By Sara Bondell - October 07, 2020
Eddie Van Halen, founder of the rock group Van Halen, died after a years-long battle with cancer. He was 65.
The legendary guitarist was first diagnosed with tongue cancer in 2000. He had one third of his tongue removed, even though the cancer had already started to spread to the esophagus and throat.
While Van Halen admitted to heavy cigarette, drug and alcohol use, he had another theory behind his cancer. “I used metal picks -- they’re brass and copper -- which I always held in my mouth, in the exact place where I got the tongue cancer,” he said in a 2015 interview with Billboard. “Plus, I basically live in a recording studio that’s filled with electromagnetic energy.”
Dr. J. Trad Wadsworth, vice chair and chief surgeon in Moffitt Cancer Center’s Head and Neck-Endocrine Oncology Department says it is highly unlikely that caused his cancer. “There is no good evidence to support this notion.”

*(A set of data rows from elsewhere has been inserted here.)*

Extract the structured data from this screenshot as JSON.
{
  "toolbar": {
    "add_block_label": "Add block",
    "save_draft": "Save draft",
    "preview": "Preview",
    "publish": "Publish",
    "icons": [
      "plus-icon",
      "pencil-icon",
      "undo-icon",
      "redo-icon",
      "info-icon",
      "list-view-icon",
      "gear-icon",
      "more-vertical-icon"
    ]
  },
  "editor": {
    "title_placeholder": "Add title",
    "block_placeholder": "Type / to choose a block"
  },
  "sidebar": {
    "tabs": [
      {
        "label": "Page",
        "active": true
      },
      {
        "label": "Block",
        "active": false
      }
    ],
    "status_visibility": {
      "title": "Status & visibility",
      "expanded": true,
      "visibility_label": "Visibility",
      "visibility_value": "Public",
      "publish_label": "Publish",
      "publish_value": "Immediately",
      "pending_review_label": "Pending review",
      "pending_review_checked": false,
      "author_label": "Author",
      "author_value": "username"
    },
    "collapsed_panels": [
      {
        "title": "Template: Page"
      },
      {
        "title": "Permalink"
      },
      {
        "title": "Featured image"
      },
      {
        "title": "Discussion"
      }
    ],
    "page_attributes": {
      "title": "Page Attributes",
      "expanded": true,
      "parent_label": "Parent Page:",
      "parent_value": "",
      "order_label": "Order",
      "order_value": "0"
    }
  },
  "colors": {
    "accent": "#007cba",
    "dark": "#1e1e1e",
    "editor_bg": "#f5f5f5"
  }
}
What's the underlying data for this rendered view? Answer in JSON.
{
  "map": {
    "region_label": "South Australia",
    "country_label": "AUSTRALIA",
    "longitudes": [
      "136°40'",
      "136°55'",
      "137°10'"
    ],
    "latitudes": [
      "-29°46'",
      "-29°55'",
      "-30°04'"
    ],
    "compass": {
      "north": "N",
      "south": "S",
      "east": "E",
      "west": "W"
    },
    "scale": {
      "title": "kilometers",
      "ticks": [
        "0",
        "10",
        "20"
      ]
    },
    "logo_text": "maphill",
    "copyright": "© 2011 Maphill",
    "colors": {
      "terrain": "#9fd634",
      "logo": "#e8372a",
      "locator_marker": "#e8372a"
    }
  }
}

It is far more likely Van Halen’s cancer was caused by decades of bad habits.
“There are some patients who do not smoke or drink that develop oral cancer and we do not know why. However, it is vastly more common that smoking and heavy alcohol use cause this disease in patients with these habits,” said Dr. Caitlin McMullen, a surgeon in Moffitt’s Head and Neck Oncology Program.
Van Halen also battled throat cancer and travelled between the United States and Germany for treatment until his death.
In addition to the tobacco and alcohol, an increasingly recognized cause of throat cancer is the human papillomavirus, or HPV. More than 70% of oropharyngeal cancers—which include cancer of the tonsils, base of the tongue and throat—are related to HPV. It is unclear if Van Halen’s cancer was HPV-related.
“The number one way to reduce your risk of throat or oral cancer is to avoid smoking, chewing tobacco and excessive alcohol use,” said McMullen. “HPV vaccination is very important to reduce the risk of certain types of throat cancer, but unfortunately is not proven to help prevent oral cancers.”
While the Centers for Disease Control and Prevention routinely recommend HPV vaccination for boys and girls ages nine to 26, the U.S. Food and Drug Administration expanded the age range to age 45 in 2018.
This summer, the FDA granted accelerated approval of the HPV vaccine for the prevention of certain head and neck cancers. Moffitt’s Center for Immunization and Infection Research in Cancer will be opening a trial to investigate the safety and efficacy of the HPV vaccine in men ages 20 to 45.